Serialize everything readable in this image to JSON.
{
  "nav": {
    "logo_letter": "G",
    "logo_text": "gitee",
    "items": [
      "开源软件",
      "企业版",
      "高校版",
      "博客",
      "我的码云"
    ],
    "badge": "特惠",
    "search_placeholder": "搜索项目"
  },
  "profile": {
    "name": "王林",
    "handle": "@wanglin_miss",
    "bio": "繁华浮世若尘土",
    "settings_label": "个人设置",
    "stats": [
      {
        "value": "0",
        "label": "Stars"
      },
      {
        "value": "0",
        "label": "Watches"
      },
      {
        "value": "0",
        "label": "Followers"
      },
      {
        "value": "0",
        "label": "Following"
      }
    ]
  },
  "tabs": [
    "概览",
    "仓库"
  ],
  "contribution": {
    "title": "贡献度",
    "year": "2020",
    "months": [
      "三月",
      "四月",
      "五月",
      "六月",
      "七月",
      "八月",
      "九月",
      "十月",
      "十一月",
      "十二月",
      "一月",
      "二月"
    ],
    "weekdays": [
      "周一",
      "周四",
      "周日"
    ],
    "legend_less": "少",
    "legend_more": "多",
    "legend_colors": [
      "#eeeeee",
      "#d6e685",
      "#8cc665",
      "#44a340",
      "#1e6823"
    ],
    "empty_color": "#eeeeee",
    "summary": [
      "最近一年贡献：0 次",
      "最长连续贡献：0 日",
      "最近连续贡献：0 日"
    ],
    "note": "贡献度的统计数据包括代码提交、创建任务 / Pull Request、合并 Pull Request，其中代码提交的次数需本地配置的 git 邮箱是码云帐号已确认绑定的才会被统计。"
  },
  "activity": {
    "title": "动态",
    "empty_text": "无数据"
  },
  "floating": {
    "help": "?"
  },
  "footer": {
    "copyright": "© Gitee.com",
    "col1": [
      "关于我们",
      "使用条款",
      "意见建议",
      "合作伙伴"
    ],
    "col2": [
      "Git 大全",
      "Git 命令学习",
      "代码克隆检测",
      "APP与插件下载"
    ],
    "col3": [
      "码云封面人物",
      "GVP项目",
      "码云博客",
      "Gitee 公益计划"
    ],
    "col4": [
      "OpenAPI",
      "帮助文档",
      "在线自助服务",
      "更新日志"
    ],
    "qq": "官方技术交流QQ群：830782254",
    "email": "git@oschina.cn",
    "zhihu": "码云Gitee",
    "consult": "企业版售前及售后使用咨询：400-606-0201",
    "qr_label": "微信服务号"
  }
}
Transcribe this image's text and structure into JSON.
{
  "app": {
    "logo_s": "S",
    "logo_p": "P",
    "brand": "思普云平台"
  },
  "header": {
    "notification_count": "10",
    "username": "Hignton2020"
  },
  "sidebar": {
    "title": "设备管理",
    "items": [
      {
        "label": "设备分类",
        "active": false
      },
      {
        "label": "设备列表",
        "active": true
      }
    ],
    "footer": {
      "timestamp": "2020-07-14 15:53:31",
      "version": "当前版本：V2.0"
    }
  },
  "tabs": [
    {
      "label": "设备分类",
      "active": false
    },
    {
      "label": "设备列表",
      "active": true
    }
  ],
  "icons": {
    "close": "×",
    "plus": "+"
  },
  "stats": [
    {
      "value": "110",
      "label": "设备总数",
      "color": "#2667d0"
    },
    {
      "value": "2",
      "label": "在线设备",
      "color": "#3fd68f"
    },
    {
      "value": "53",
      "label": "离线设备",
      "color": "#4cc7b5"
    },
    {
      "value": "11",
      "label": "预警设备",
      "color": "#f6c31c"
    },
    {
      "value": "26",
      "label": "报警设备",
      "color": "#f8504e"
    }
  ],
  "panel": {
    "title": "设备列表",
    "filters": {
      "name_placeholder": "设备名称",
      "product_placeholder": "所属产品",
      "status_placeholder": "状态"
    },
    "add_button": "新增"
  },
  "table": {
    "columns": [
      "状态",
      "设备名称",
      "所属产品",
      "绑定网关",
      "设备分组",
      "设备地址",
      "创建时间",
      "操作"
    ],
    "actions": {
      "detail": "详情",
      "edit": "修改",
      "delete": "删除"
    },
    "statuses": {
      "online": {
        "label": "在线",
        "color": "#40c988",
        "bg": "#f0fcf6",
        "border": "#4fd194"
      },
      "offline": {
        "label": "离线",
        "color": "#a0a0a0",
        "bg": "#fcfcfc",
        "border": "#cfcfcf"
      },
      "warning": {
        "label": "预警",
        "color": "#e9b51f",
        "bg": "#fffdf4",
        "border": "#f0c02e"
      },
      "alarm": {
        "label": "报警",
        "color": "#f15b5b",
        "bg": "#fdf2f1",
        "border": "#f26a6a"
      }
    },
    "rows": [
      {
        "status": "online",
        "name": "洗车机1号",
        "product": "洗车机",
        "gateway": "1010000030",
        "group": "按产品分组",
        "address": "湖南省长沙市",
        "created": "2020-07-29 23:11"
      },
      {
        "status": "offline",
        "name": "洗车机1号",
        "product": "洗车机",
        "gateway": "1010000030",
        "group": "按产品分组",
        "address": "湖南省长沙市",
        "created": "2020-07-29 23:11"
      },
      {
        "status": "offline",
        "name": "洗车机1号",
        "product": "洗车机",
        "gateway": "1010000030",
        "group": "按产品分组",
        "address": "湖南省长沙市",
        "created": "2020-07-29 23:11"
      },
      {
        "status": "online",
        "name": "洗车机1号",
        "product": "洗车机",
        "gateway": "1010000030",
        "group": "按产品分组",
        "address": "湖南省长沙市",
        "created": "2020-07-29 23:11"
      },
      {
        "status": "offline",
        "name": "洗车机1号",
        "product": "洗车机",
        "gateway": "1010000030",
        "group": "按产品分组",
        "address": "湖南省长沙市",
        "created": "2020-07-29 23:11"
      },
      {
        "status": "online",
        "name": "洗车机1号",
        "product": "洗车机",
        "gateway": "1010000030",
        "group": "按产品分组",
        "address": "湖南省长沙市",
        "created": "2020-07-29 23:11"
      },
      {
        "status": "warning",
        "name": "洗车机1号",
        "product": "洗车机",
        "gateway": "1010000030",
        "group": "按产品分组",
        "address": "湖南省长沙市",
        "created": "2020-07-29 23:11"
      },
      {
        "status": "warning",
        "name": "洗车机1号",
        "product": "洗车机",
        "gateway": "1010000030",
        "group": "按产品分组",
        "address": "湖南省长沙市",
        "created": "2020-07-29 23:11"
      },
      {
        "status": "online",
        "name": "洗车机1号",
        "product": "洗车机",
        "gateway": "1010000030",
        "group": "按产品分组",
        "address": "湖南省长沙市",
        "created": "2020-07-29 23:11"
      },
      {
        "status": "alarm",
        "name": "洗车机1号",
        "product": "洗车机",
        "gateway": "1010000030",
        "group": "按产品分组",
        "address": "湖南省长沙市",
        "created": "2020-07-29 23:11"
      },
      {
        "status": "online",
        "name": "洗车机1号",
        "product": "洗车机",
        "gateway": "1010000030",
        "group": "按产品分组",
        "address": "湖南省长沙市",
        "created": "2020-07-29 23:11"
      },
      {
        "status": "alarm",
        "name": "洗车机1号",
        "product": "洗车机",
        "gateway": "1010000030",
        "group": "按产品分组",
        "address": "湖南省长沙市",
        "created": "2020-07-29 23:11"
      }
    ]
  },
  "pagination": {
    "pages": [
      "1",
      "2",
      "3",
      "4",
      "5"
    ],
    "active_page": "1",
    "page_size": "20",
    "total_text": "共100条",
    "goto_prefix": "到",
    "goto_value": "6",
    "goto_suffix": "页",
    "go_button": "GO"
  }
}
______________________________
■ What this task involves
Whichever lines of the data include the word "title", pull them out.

■ Answer section
    "title": "贡献度",
    "title": "动态",
    "title": "设备管理",
    "title": "设备列表",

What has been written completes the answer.